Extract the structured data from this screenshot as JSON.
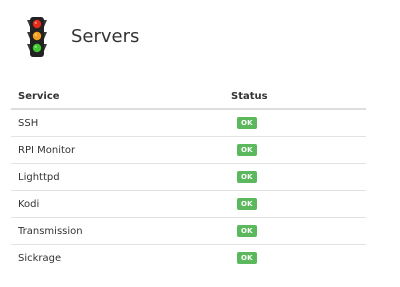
{
  "header": {
    "title": "Servers",
    "icon": "traffic-light-icon"
  },
  "table": {
    "columns": [
      "Service",
      "Status"
    ],
    "rows": [
      {
        "service": "SSH",
        "status": "OK"
      },
      {
        "service": "RPI Monitor",
        "status": "OK"
      },
      {
        "service": "Lighttpd",
        "status": "OK"
      },
      {
        "service": "Kodi",
        "status": "OK"
      },
      {
        "service": "Transmission",
        "status": "OK"
      },
      {
        "service": "Sickrage",
        "status": "OK"
      }
    ]
  },
  "colors": {
    "ok_badge": "#5cb85c",
    "light_red": "#e62a1b",
    "light_yellow": "#f2a21c",
    "light_green": "#3fca2d"
  }
}
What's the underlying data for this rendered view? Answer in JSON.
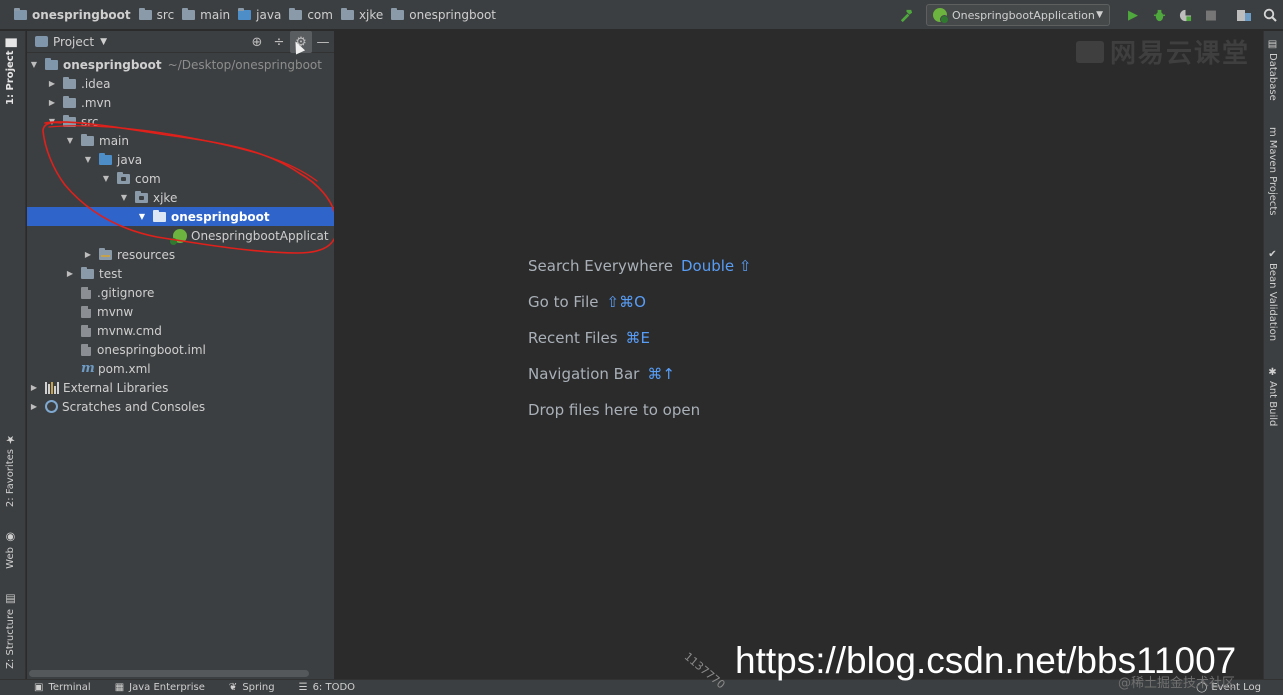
{
  "breadcrumbs": [
    {
      "label": "onespringboot",
      "kind": "project"
    },
    {
      "label": "src",
      "kind": "folder"
    },
    {
      "label": "main",
      "kind": "folder"
    },
    {
      "label": "java",
      "kind": "folder"
    },
    {
      "label": "com",
      "kind": "folder"
    },
    {
      "label": "xjke",
      "kind": "folder"
    },
    {
      "label": "onespringboot",
      "kind": "folder"
    }
  ],
  "toolbar": {
    "run_config": "OnespringbootApplication",
    "icons": [
      "build-hammer-icon",
      "run-icon",
      "debug-icon",
      "coverage-icon",
      "stop-icon",
      "project-structure-icon",
      "search-icon"
    ]
  },
  "left_tool_tabs": {
    "project": "1: Project",
    "favorites": "2: Favorites",
    "web": "Web",
    "structure": "Z: Structure"
  },
  "right_tool_tabs": {
    "database": "Database",
    "maven": "Maven Projects",
    "bean": "Bean Validation",
    "ant": "Ant Build"
  },
  "project_panel": {
    "title": "Project",
    "tree": {
      "root": "onespringboot",
      "root_path": "~/Desktop/onespringboot",
      "idea": ".idea",
      "mvn": ".mvn",
      "src": "src",
      "main": "main",
      "java": "java",
      "com": "com",
      "xjke": "xjke",
      "pkg": "onespringboot",
      "app_class": "OnespringbootApplicat",
      "resources": "resources",
      "test": "test",
      "gitignore": ".gitignore",
      "mvnw": "mvnw",
      "mvnw_cmd": "mvnw.cmd",
      "iml": "onespringboot.iml",
      "pom": "pom.xml",
      "external_libraries": "External Libraries",
      "scratches": "Scratches and Consoles"
    },
    "selected": "onespringboot"
  },
  "editor_hints": {
    "search_everywhere": {
      "label": "Search Everywhere",
      "key": "Double ⇧"
    },
    "go_to_file": {
      "label": "Go to File",
      "key": "⇧⌘O"
    },
    "recent_files": {
      "label": "Recent Files",
      "key": "⌘E"
    },
    "navigation_bar": {
      "label": "Navigation Bar",
      "key": "⌘↑"
    },
    "drop_files": {
      "label": "Drop files here to open"
    }
  },
  "watermark": "网易云课堂",
  "bottom_tabs": {
    "terminal": "Terminal",
    "java_enterprise": "Java Enterprise",
    "spring": "Spring",
    "todo": "6: TODO",
    "event_log": "Event Log"
  },
  "overlay": {
    "csdn_url": "https://blog.csdn.net/bbs11007",
    "juejin": "@稀土掘金技术社区",
    "diagonal_id": "1137770"
  },
  "colors": {
    "selection": "#2f65ca",
    "accent_key": "#589df6",
    "annotation": "#e0201b",
    "run_green": "#4fa83d"
  }
}
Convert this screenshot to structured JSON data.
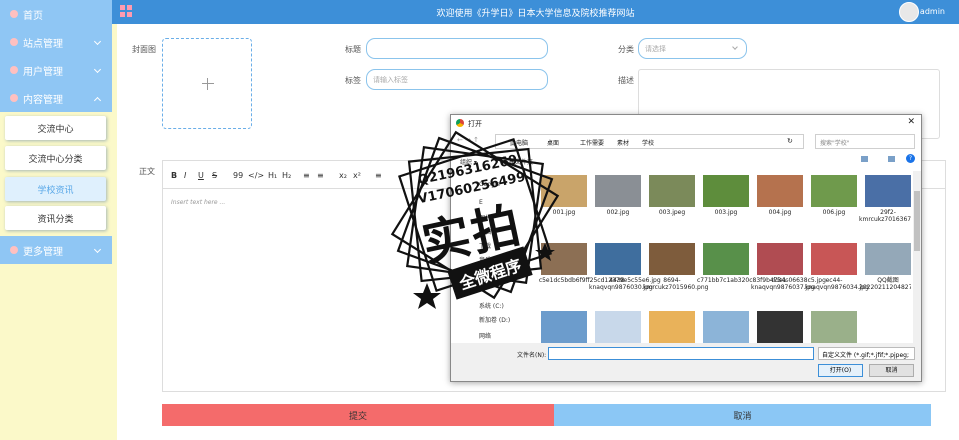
{
  "sidebar": {
    "home": "首页",
    "site": "站点管理",
    "user": "用户管理",
    "content": "内容管理",
    "subs": [
      "交流中心",
      "交流中心分类",
      "学校资讯",
      "资讯分类"
    ],
    "more": "更多管理"
  },
  "topbar": {
    "title": "欢迎使用《升学日》日本大学信息及院校推荐网站",
    "user": "admin"
  },
  "form": {
    "cover_label": "封面图",
    "title_label": "标题",
    "tag_label": "标签",
    "tag_placeholder": "请输入标签",
    "category_label": "分类",
    "category_placeholder": "请选择",
    "desc_label": "描述",
    "body_label": "正文",
    "editor_placeholder": "Insert text here ...",
    "toolbar": [
      "B",
      "I",
      "U",
      "S",
      "99",
      "</>",
      "H₁",
      "H₂",
      "≡",
      "≡",
      "x₂",
      "x²",
      "≡"
    ],
    "submit": "提交",
    "cancel": "取消"
  },
  "dialog": {
    "title": "打开",
    "breadcrumb": [
      "此电脑",
      "桌面",
      "工作需要",
      "素材",
      "学校"
    ],
    "search_placeholder": "搜索\"学校\"",
    "organize": "组织 ▾",
    "new_folder": "新建文件夹",
    "tree": [
      "Google",
      "E",
      "图片",
      "文档",
      "下载",
      "音乐",
      "桌面",
      "系统 (C:)",
      "新加卷 (D:)",
      "网络"
    ],
    "files": [
      {
        "name": "001.jpg",
        "color": "#c9a46a"
      },
      {
        "name": "002.jpg",
        "color": "#8a8f95"
      },
      {
        "name": "003.jpeg",
        "color": "#7b8a5a"
      },
      {
        "name": "003.jpg",
        "color": "#5e8d3c"
      },
      {
        "name": "004.jpg",
        "color": "#b5724e"
      },
      {
        "name": "006.jpg",
        "color": "#6f9a4c"
      },
      {
        "name": "29f2-kmrcukz7016367.png",
        "color": "#4a6fa6"
      },
      {
        "name": "3c5e1dc5bdb6f9ff25cd12379e5c55e6.jpg",
        "color": "#8c6f54"
      },
      {
        "name": "4438-knaqvqn9876030.jpg",
        "color": "#3f6e9e"
      },
      {
        "name": "8694-kmrcukz7015960.png",
        "color": "#7e5c3c"
      },
      {
        "name": "c771bb7c1ab320c83f9b4734c06638c5.jpg",
        "color": "#58904a"
      },
      {
        "name": "dde1-knaqvqn9876037.jpg",
        "color": "#b04c52"
      },
      {
        "name": "ec44-knaqvqn9876034.jpg",
        "color": "#c85656"
      },
      {
        "name": "QQ截图20220211204827.png",
        "color": "#94a8b8"
      },
      {
        "name": "",
        "color": "#6c9ccc"
      },
      {
        "name": "",
        "color": "#c8d8ea"
      },
      {
        "name": "",
        "color": "#e9b25a"
      },
      {
        "name": "",
        "color": "#8cb4d8"
      },
      {
        "name": "",
        "color": "#333333"
      },
      {
        "name": "",
        "color": "#9ab08a"
      }
    ],
    "filename_label": "文件名(N):",
    "filetype": "自定义文件 (*.gif;*.jfif;*.pjpeg;",
    "open": "打开(O)",
    "cancel": "取消"
  },
  "watermark": {
    "qq": "Q2196316269",
    "v": "V17060256499",
    "main": "实拍",
    "sub": "全微程序"
  }
}
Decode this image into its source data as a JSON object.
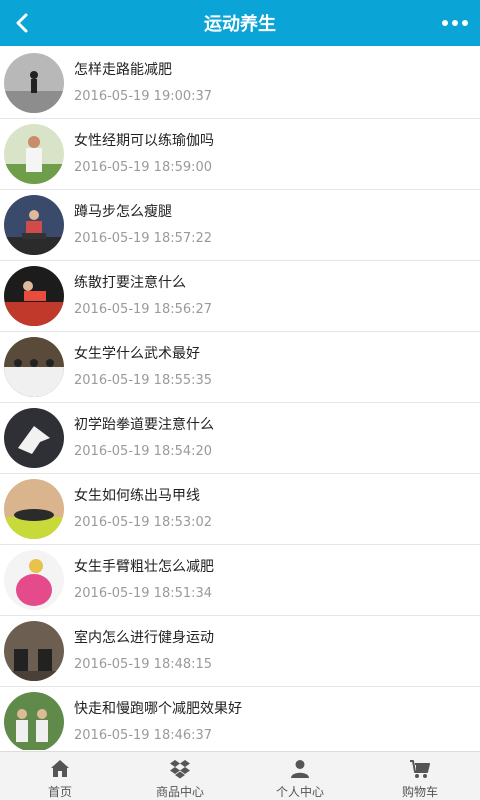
{
  "header": {
    "title": "运动养生"
  },
  "articles": [
    {
      "title": "怎样走路能减肥",
      "date": "2016-05-19 19:00:37"
    },
    {
      "title": "女性经期可以练瑜伽吗",
      "date": "2016-05-19 18:59:00"
    },
    {
      "title": "蹲马步怎么瘦腿",
      "date": "2016-05-19 18:57:22"
    },
    {
      "title": "练散打要注意什么",
      "date": "2016-05-19 18:56:27"
    },
    {
      "title": "女生学什么武术最好",
      "date": "2016-05-19 18:55:35"
    },
    {
      "title": "初学跆拳道要注意什么",
      "date": "2016-05-19 18:54:20"
    },
    {
      "title": "女生如何练出马甲线",
      "date": "2016-05-19 18:53:02"
    },
    {
      "title": "女生手臂粗壮怎么减肥",
      "date": "2016-05-19 18:51:34"
    },
    {
      "title": "室内怎么进行健身运动",
      "date": "2016-05-19 18:48:15"
    },
    {
      "title": "快走和慢跑哪个减肥效果好",
      "date": "2016-05-19 18:46:37"
    }
  ],
  "tabbar": {
    "home": "首页",
    "products": "商品中心",
    "profile": "个人中心",
    "cart": "购物车"
  },
  "colors": {
    "header": "#0aa5d6",
    "tabbar": "#f3f3f3"
  },
  "icons": {
    "back": "chevron-left-icon",
    "more": "more-dots-icon",
    "home": "home-icon",
    "products": "dropbox-icon",
    "profile": "user-icon",
    "cart": "cart-icon"
  }
}
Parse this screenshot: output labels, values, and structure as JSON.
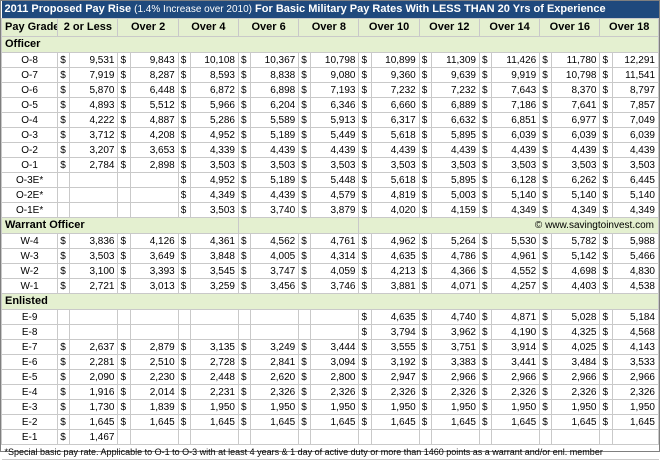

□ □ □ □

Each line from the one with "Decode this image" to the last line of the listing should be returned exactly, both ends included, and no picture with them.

**Result**
Decode this image into its source data as a JSON object.
{
  "header": {
    "title": "运动养生"
  },
  "articles": [
    {
      "title": "怎样走路能减肥",
      "date": "2016-05-19 19:00:37"
    },
    {
      "title": "女性经期可以练瑜伽吗",
      "date": "2016-05-19 18:59:00"
    },
    {
      "title": "蹲马步怎么瘦腿",
      "date": "2016-05-19 18:57:22"
    },
    {
      "title": "练散打要注意什么",
      "date": "2016-05-19 18:56:27"
    },
    {
      "title": "女生学什么武术最好",
      "date": "2016-05-19 18:55:35"
    },
    {
      "title": "初学跆拳道要注意什么",
      "date": "2016-05-19 18:54:20"
    },
    {
      "title": "女生如何练出马甲线",
      "date": "2016-05-19 18:53:02"
    },
    {
      "title": "女生手臂粗壮怎么减肥",
      "date": "2016-05-19 18:51:34"
    },
    {
      "title": "室内怎么进行健身运动",
      "date": "2016-05-19 18:48:15"
    },
    {
      "title": "快走和慢跑哪个减肥效果好",
      "date": "2016-05-19 18:46:37"
    }
  ],
  "tabbar": {
    "home": "首页",
    "products": "商品中心",
    "profile": "个人中心",
    "cart": "购物车"
  },
  "colors": {
    "header": "#0aa5d6",
    "tabbar": "#f3f3f3"
  },
  "icons": {
    "back": "chevron-left-icon",
    "more": "more-dots-icon",
    "home": "home-icon",
    "products": "dropbox-icon",
    "profile": "user-icon",
    "cart": "cart-icon"
  }
}
Parse this screenshot: output labels, values, and structure as JSON.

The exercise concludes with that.